Most surveys reveal that Millennials are looking for authenticity. Instead, most churches are striving to win them over by being relevant which often comes off as being unauthentic. Drew Dyck, Leadership Journal’s Managing Editor identifies the real point of connection for Millennials:
“Millennials have a dim view of church. They are highly skeptical of religion. Yet they are still thirsty
for transcendence, But when we portray God as a cosmic buddy, we lose them (they have enough
friends). When we tell them that God will give them a better marriage and family, its white noise
(they’re delaying marriage and kids or foregoing them altogether). When we tell them they’re special,
we’re merely echoing what educators, coaches, and parents have told them their whole lives. But
when we present a ravishing vision of a loving and holy God, it just might get their attention and
capture their hearts as well.”
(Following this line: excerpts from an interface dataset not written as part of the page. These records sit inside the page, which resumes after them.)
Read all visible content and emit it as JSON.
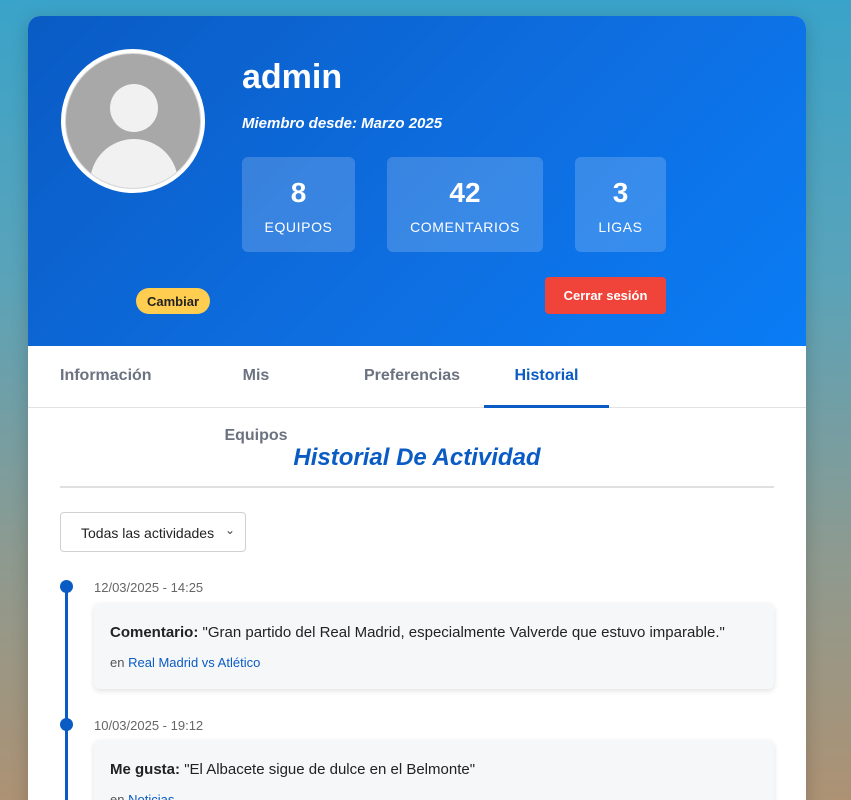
{
  "profile": {
    "username": "admin",
    "member_since": "Miembro desde: Marzo 2025",
    "change_button": "Cambiar",
    "logout_button": "Cerrar sesión",
    "stats": [
      {
        "value": "8",
        "label": "EQUIPOS"
      },
      {
        "value": "42",
        "label": "COMENTARIOS"
      },
      {
        "value": "3",
        "label": "LIGAS"
      }
    ]
  },
  "tabs": [
    {
      "label": "Información",
      "active": false
    },
    {
      "label": "Mis Equipos",
      "active": false
    },
    {
      "label": "Preferencias",
      "active": false
    },
    {
      "label": "Historial",
      "active": true
    }
  ],
  "history": {
    "title": "Historial De Actividad",
    "filter_selected": "Todas las actividades",
    "entries": [
      {
        "date": "12/03/2025 - 14:25",
        "type": "Comentario:",
        "text": "\"Gran partido del Real Madrid, especialmente Valverde que estuvo imparable.\"",
        "prefix": "en",
        "link": "Real Madrid vs Atlético"
      },
      {
        "date": "10/03/2025 - 19:12",
        "type": "Me gusta:",
        "text": "\"El Albacete sigue de dulce en el Belmonte\"",
        "prefix": "en",
        "link": "Noticias"
      }
    ]
  },
  "colors": {
    "primary": "#0a5bc4",
    "logout": "#f0433a",
    "change": "#ffcd4f"
  }
}
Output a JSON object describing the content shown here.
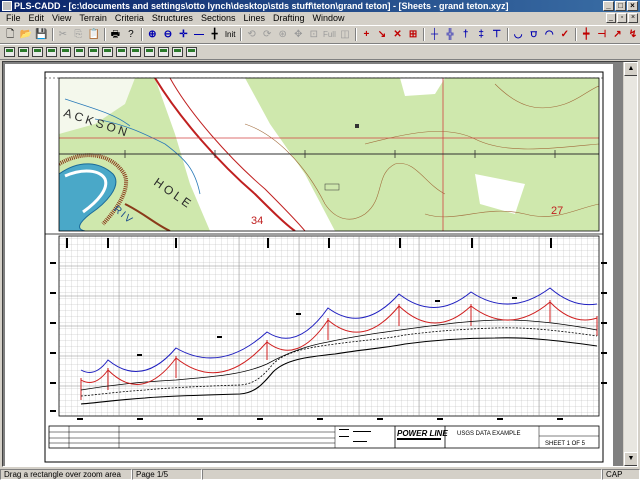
{
  "window": {
    "title": "PLS-CADD - [c:\\documents and settings\\otto lynch\\desktop\\stds stuff\\teton\\grand teton] - [Sheets - grand teton.xyz]"
  },
  "menu": [
    "File",
    "Edit",
    "View",
    "Terrain",
    "Criteria",
    "Structures",
    "Sections",
    "Lines",
    "Drafting",
    "Window"
  ],
  "toolbar": {
    "zoom_label": "Init",
    "full_label": "Full"
  },
  "map": {
    "labels": {
      "jackson": "ACKSON",
      "hole": "HOLE",
      "river": "RIV",
      "grid_num_1": "34",
      "grid_num_2": "27"
    }
  },
  "title_block": {
    "logo_text": "POWER LINE",
    "drawing_title": "USGS DATA EXAMPLE",
    "sheet_label": "SHEET 1 OF 5"
  },
  "status": {
    "message": "Drag a rectangle over zoom area",
    "page": "Page 1/5",
    "cap": "CAP"
  },
  "colors": {
    "map_green": "#cfe8ad",
    "wire_blue": "#2020c0",
    "wire_red": "#d02020",
    "grid": "#9a9a9a"
  }
}
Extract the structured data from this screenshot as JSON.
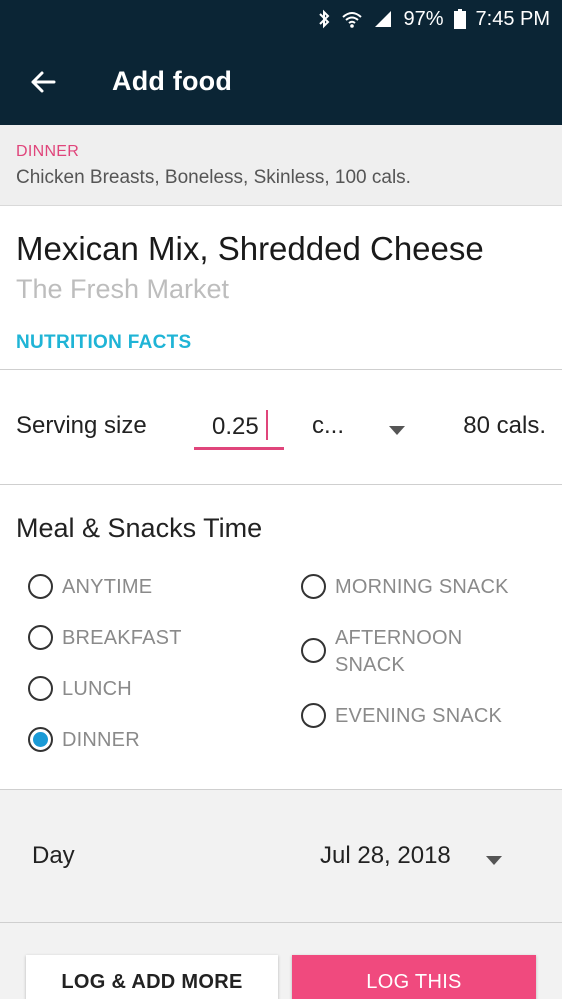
{
  "status_bar": {
    "battery": "97%",
    "time": "7:45 PM",
    "icons": [
      "bluetooth-icon",
      "wifi-icon",
      "signal-icon",
      "battery-icon"
    ]
  },
  "app_bar": {
    "title": "Add food",
    "back_icon": "arrow-left-icon"
  },
  "logged_item": {
    "meal": "DINNER",
    "description": "Chicken Breasts, Boneless, Skinless, 100 cals."
  },
  "food": {
    "name": "Mexican Mix, Shredded Cheese",
    "brand": "The Fresh Market",
    "nutrition_link": "NUTRITION FACTS"
  },
  "serving": {
    "label": "Serving size",
    "quantity": "0.25",
    "unit": "c...",
    "calories": "80 cals."
  },
  "meal_time": {
    "header": "Meal & Snacks Time",
    "options": [
      {
        "label": "ANYTIME",
        "selected": false
      },
      {
        "label": "BREAKFAST",
        "selected": false
      },
      {
        "label": "LUNCH",
        "selected": false
      },
      {
        "label": "DINNER",
        "selected": true
      },
      {
        "label": "MORNING SNACK",
        "selected": false
      },
      {
        "label": "AFTERNOON SNACK",
        "selected": false
      },
      {
        "label": "EVENING SNACK",
        "selected": false
      }
    ]
  },
  "day": {
    "label": "Day",
    "value": "Jul 28, 2018"
  },
  "actions": {
    "log_add_more": "LOG & ADD MORE",
    "log_this": "LOG THIS"
  },
  "colors": {
    "app_bar": "#0b2535",
    "accent_pink": "#f04a7e",
    "link_cyan": "#1fb4d6",
    "radio_selected": "#1a9ad6"
  }
}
There is no doubt the crisis is real. But what is needed is not churches trying to be cool. The problem goes deeper than that. What is needed is to help a new generation to understand, appreciate, and embrace God’s idea of church as contained in Holy Scripture. In other words, we must present to them a biblical understanding of what the Church is.
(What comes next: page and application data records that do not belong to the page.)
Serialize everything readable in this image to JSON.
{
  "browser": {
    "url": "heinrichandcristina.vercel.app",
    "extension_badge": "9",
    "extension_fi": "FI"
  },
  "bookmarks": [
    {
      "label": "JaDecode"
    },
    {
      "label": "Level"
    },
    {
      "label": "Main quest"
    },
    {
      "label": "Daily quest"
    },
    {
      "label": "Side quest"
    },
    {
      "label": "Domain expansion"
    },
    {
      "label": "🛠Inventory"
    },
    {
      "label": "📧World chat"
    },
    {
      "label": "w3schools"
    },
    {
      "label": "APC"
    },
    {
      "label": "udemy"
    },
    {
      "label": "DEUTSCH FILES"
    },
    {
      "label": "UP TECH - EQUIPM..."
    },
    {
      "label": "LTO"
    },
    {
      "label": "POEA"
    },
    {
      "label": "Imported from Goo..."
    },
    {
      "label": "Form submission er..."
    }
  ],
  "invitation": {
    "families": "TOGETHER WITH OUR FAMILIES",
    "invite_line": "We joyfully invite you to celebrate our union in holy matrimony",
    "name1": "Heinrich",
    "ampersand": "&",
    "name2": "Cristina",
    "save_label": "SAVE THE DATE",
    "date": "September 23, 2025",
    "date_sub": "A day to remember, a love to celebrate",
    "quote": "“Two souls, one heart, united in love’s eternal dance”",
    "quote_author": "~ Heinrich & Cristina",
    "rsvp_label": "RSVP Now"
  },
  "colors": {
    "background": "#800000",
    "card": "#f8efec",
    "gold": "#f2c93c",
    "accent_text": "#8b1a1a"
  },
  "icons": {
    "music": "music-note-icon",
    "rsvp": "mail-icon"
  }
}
But that’s just the problem. As Millennials have allowed the authority of Scripture to wane, so also they have lost a biblical understanding of the Church. This came home to me powerfully a while back when I was talking to a young man who had dropped out of any connection with the organized church, claiming instead to enjoy deeper community since leaving. As we talked, I asked him a series of questions to see how he responded. The first was, ‘Did he have a group of elders or leaders that he looked to based on I Peter 5:1-3 and Hebrews 13:1 who were regularly watching over his soul? He just stared blindly, offering no answer to the question. Then, I followed it with the question, ‘How are you being equipped by the fivefold ministry since Ephesians 4:11-12 says that God equips the saints through their ministry?’ Again, he starred blindly, offering no answer.
The final question I asked him was based on our text in which the writer of Hebrews exhorts the believers to “not neglect meeting together, as is the habit of some, but encouraging one another, and all the more as you see the Day drawing near.” I pointed out to him that the term ‘meet together’ is derived from a word meaning to formally gather (episunogoge). I asked him why then he felt no need to gather with a local church according to this Scripture. Again, he offered no answer.
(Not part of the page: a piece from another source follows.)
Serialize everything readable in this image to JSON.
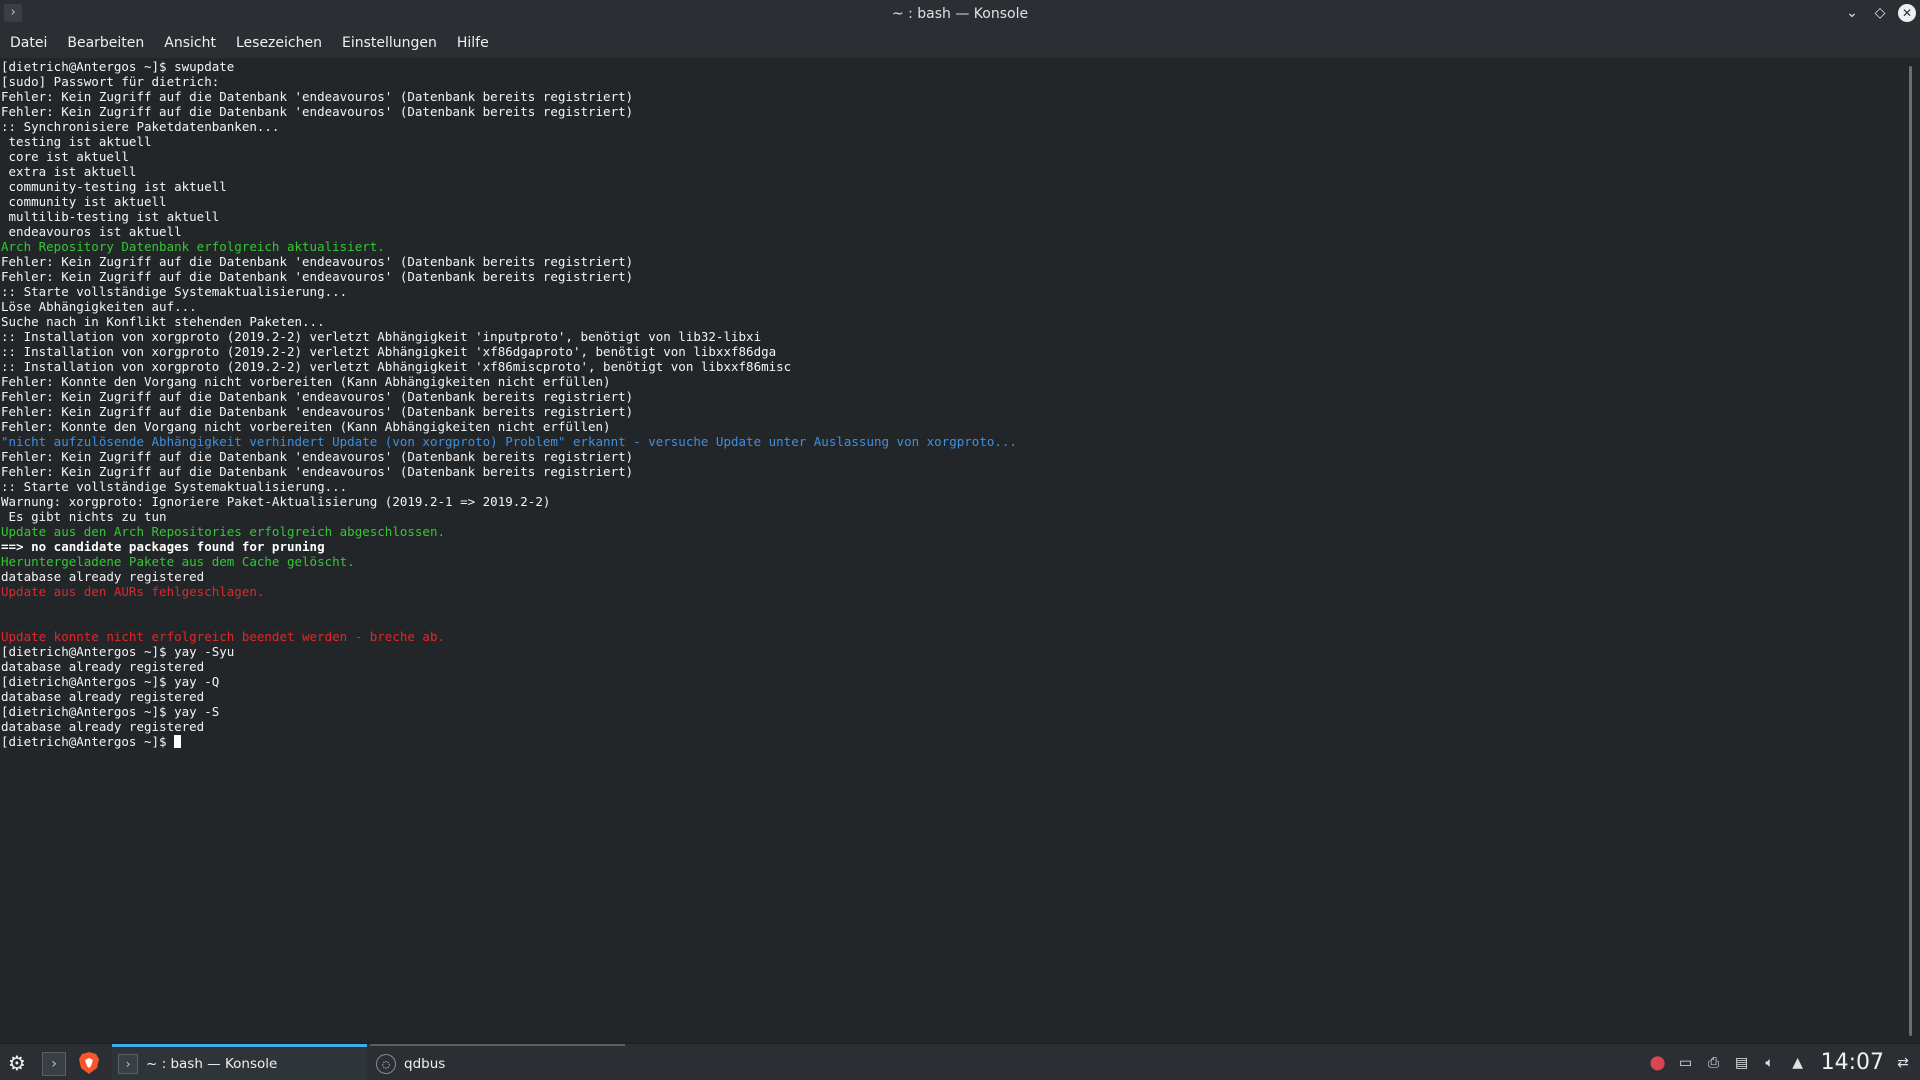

It soon became apparent he didn’t have a church problem but a Scripture problem. He had decided to ignore what Scripture says about Church and created his own idea of what Church was. It is my read that an entire generation has followed suit.
To be fair, some of Millennials’ complaints about the local church have merit. We also have, at times, ignored aspects of what Scripture says the Church is. The absence of community or involvement in social justice issues or evidence of the supernatural in our midst are realities that the Church certainly must deal with. We must own what is ours. But we must insist that we aren’t free to invent our own ideas of what the Church is. We must help people to grasp the Scriptural description of the Church.
Many of those who have dropped out of the Church insist their beef is not with the Church (believers) but how we do Church. This has been used to justify disdain for the organized church. But they must tread carefully here. It is impossible to say we love the Lord while disdaining his bride, no matter what condition she’s in. Yes, we are free to criticize her for what she does. But let us never forget that she is the Bride, the wife of the Lamb. Let us criticize her carefully, with fear and trembling, remembering that the Lord does not take lightly those who treat her with disdain.